Scott Sumner directs us to a Financial Times piece that claims the Bank of England is secretly targeting a nominal GDP growth rate of 5%. As a proponent of nominal GDP targeting, I was intrigued and wanted to see if the UK data supported this claim. So I created the figure below using the IMF's IFS database. It shows the natural log of UK nominal GDP data for the 1990:Q1-2010:Q3 along with a fitted trend for the 1990:Q1-2007:Q4 period. (Click on figure to enlarge.)

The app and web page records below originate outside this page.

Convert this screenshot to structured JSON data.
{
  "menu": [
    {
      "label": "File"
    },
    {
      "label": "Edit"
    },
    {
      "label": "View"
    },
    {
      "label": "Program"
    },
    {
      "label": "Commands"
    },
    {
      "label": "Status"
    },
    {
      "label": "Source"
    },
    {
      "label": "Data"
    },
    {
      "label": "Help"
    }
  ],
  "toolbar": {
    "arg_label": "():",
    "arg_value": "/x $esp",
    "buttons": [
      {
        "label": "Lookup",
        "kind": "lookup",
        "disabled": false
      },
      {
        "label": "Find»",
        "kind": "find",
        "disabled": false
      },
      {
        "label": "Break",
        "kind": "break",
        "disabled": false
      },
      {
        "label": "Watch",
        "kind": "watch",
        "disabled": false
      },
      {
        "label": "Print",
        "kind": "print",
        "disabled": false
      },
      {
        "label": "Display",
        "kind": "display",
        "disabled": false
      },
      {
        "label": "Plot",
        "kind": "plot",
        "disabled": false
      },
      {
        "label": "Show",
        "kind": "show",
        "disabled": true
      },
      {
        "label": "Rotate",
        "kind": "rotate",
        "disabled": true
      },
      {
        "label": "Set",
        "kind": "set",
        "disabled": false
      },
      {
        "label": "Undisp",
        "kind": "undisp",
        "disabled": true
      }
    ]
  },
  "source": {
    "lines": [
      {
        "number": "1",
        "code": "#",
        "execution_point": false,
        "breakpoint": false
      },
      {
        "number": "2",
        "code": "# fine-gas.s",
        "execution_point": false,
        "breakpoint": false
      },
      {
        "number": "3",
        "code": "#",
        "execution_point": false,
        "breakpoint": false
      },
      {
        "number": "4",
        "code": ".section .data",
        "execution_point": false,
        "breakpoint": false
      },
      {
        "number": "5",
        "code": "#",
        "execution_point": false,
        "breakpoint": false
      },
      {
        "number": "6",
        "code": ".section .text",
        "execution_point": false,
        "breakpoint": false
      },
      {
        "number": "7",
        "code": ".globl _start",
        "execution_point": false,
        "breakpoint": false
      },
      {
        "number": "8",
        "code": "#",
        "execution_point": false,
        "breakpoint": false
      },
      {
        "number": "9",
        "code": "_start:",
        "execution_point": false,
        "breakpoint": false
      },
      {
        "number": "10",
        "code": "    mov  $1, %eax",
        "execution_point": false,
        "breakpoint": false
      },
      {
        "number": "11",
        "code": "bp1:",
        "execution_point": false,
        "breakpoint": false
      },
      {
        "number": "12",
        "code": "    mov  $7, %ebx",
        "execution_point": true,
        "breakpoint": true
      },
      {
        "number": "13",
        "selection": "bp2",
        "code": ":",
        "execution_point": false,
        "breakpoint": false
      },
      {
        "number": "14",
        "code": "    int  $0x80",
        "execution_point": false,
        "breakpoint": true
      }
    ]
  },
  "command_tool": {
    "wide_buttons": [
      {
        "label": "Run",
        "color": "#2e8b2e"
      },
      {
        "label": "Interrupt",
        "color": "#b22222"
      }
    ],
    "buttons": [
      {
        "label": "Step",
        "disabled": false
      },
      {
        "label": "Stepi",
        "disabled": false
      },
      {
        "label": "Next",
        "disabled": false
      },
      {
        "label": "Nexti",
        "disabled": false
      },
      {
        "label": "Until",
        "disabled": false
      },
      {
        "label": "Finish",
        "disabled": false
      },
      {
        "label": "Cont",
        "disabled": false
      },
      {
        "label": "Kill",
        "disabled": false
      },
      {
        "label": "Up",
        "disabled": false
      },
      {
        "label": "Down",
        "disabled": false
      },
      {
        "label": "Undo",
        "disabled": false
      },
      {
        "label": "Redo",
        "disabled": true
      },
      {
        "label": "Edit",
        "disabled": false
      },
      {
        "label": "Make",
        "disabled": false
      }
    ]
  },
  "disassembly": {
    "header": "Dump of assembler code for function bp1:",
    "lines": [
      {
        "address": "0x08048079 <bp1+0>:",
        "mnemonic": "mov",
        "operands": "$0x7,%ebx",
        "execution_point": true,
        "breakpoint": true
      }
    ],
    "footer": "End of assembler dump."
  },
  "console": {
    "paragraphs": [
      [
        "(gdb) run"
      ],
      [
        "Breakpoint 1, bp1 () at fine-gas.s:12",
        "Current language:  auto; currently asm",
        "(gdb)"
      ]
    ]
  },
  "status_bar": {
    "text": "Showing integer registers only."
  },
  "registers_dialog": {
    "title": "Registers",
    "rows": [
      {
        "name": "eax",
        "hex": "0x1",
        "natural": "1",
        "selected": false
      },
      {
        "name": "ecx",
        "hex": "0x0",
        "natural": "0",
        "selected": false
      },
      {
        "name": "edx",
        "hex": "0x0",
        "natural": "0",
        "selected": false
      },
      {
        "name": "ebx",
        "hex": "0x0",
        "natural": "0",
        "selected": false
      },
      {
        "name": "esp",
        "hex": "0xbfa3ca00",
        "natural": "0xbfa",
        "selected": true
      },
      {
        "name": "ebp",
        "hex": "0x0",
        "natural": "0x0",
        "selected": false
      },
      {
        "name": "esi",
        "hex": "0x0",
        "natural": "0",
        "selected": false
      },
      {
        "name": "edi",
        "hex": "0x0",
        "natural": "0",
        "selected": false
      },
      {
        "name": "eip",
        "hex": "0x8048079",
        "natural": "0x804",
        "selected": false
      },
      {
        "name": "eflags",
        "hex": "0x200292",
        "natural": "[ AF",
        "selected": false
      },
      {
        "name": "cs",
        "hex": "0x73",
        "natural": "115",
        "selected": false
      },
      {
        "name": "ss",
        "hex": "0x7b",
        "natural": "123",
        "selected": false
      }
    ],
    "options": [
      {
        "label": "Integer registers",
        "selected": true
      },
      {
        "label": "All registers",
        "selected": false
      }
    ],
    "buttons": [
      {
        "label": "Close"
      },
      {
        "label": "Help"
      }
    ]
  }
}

This slope of the trend line indicates an average nominal GDP growth rate of 5.3%. It seems plausible, then, that the Bank of England is actually targeting nominal GDP. This is not entirely surprising given there are respected economic commentators in the UK like Martin Wolf and Samuel Brittan that endorse the idea. Of course, it would be even better if the Bank of England were targeting the nominal GDP level and thus aimed to close the NGDP gap in the figure above. However, given the grief the Bank of England is getting for its current monetary policies a level target seems unlikely.